A vice-chancellor with experience as a high-level civil servant is to be the next chief executive of the Higher Education Funding Council for England (Hefce) - a job one sector leader described this week as a "poisoned chalice".
Sir Alan Langlands, vice-chancellor and principal of the University of Dundee, headed the National Health Service in England between 1994 and 2000.
His appointment follows a series of notable departures from Hefce.
David Eastwood, the current chief executive, announced that he was stepping down in June, less than three years after he joined the council on a six-year contract. He will join the University of Birmingham as vice-chancellor in April next year, when Sir Alan will take over at Hefce.
Professor Eastwood's decision to leave prematurely followed the departure of Hefce's chairman after six years in the job.
David Young, who started in 2001, was replaced by Tim Melville-Ross in January.
Hefce's director for research, innovation and skills, Rama Thirunamachandran, also resigned in March this year.

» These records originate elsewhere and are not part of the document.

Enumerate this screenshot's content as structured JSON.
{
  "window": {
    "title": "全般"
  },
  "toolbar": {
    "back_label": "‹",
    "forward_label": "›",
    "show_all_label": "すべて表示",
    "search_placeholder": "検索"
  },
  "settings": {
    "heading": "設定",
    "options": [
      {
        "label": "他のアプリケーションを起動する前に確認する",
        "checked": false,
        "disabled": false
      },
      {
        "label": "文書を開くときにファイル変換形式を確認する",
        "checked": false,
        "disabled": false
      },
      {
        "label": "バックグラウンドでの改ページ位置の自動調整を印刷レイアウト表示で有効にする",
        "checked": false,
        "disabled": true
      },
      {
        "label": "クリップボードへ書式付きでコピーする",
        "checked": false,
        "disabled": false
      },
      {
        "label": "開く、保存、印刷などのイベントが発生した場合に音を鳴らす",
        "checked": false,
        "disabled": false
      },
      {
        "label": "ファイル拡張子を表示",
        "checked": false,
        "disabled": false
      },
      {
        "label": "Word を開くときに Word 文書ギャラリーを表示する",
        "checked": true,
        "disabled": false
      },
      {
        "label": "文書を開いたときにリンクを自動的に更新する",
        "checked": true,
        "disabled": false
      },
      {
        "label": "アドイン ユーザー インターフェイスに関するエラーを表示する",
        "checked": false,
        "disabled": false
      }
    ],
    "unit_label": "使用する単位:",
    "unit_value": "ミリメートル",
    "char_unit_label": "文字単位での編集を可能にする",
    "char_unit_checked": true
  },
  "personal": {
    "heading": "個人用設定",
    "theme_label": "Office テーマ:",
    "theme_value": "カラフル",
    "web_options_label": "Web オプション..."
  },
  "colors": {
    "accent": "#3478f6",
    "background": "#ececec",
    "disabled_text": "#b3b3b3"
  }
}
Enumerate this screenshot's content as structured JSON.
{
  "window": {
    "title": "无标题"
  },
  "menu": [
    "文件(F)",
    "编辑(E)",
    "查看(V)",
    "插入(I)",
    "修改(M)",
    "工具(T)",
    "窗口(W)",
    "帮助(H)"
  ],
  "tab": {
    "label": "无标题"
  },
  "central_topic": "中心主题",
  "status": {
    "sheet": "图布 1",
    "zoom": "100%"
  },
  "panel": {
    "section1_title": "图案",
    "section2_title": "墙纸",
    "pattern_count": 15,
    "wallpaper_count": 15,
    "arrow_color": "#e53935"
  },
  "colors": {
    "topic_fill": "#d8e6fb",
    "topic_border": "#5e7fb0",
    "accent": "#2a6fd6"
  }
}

He left to become deputy vice-chancellor at Keele University.
Liz Beaty, director for teaching and learning, was another to depart when she joined the University of Cumbria in February.
Alice Hynes, chief executive of GuildHE, said: "I think (the chief executive post) is a poisoned chalice, and we are glad it is someone from within the sector who has taken it up. It is a really difficult job, and it will be an even more difficult job in the future."
Sir Alan has declined to give interviews before he takes up the post, but he was hailed by Mr Melville-Ross as "a strategic leader with immense experience of developing public policy".
"He has an impressive track record of achievement and trust acknowledged at the highest levels of Government and by peers in the public sector, higher education and the private sector," he said.
Sir Alan is a science graduate of the University of Glasgow and a fellow of the Royal Society of Edinburgh. He also holds a number of honorary fellowships.
He is chairman of UK Biobank, a joint charity venture of the Wellcome Trust and the Medical Research Council set up to oversee a major genetic epidemiology study.
In a statement, he says: "The funding council's aims of enhancing excellence in education and research while widening participation and knowledge transfer have never been more important, and I look forward to building on Hefce's many successes."